Second, within the ranks of the senior executives and boards the desire to fight back – just like the mining industry did to defeat their tax – is a far more self-satisfying and therefore attractive proposition. This approach builds internal egos and is favoured even when it isn’t working.
Even if the banks decide to take their first tentative steps to rebuild their social licence – they will need to tread carefully. Rebuilding social license isn’t just about better or clear messages that cut through – it’s so much more.
In fact, convincing the public you’re right and your critics are misguided is at the heart of the problem. The community have lost faith in the banks and are frustrated about the power and control they feel the banks already have over their lives, so showing them you are in control and can solve your social licence failures in isolation doesn’t build trust it erodes it further – a fundamentally different approach is needed.
It’s a mistake big business makes time and time again. Now having been forced to change after years of campaigning by their critics they suddenly attribute their new approach to their own goodness or new found sense of responsibility to their customers. Admitting they were forced to change seriously damages corporate ego, so they now sell the change as part of a long standing commitment to their customers. They now present themselves as ‘the hero’ of the new approach.
Yet being more responsive to pressure is far more believable for most people (who already don’t trust industry) than suddenly becoming more responsible due to big businesses’ essential good nature.
The banks need to acknowledge they are willing to change because the community demanded they do so. They need to become ‘responsive’ not more ‘responsible’. The added strategic benefit of responsiveness is it’s seen as more accountable and helps to build trust – and they desperately need more credibility and trust if they are going to regain their social licence to operate.
But before our banks can give up their ‘hero’ status and become the ‘team player’ everyone wants the banks to become, they need to be prepared to transition through ‘the repentant sinner’ or no one is going to believe them.
Before you can work with the community or your critics on resolving their concerns, you have to be prepared to accept responsibility for what went wrong. It’s counter intuitive, but the more responsibility you accept the less you are blamed – then the community can see you are now willing to make real changes. The more you focus on the problems the more they will recognise the countervailing benefits and important role of the big banks in our society. The very thing the banks want people to believe and embrace in the first place.
The strategies that reduce community concerns and rebuild social licence are profoundly counterintuitive: apologising for your mistakes, acknowledging their grievances and concerns, and giving others credit for your improvements. They are difficult to agree to and difficult to do.
Yet, it’s unlikely the banks will make these strategic changes because the fight strategies are so much more attractive and rarely advised by those who advocate and benefit from fighting back.
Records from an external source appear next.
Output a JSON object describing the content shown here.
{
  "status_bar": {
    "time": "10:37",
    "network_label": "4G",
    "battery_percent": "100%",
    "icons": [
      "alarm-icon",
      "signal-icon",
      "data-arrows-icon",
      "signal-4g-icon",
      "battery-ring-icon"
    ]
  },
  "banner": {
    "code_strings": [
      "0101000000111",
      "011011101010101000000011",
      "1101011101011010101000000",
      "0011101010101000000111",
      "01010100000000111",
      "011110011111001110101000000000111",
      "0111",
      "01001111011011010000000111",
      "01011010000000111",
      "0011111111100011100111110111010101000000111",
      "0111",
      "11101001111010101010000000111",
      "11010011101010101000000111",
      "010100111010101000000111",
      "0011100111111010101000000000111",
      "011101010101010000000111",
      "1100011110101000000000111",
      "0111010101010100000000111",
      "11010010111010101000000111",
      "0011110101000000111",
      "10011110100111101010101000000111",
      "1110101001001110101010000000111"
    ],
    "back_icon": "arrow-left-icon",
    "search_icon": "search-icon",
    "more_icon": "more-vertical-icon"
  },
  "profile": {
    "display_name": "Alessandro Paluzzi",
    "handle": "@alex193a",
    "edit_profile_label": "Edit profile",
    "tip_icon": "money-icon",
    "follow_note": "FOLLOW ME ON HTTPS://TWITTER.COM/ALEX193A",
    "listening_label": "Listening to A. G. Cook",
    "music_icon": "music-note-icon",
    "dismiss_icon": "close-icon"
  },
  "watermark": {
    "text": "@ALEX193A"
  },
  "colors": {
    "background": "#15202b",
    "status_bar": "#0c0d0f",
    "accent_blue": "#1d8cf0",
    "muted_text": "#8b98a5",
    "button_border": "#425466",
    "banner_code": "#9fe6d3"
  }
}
What is needed are some brave individuals who are prepared to separate their own negative feelings and internal corporate barriers about these difficult approaches from the fact that they are much more effective.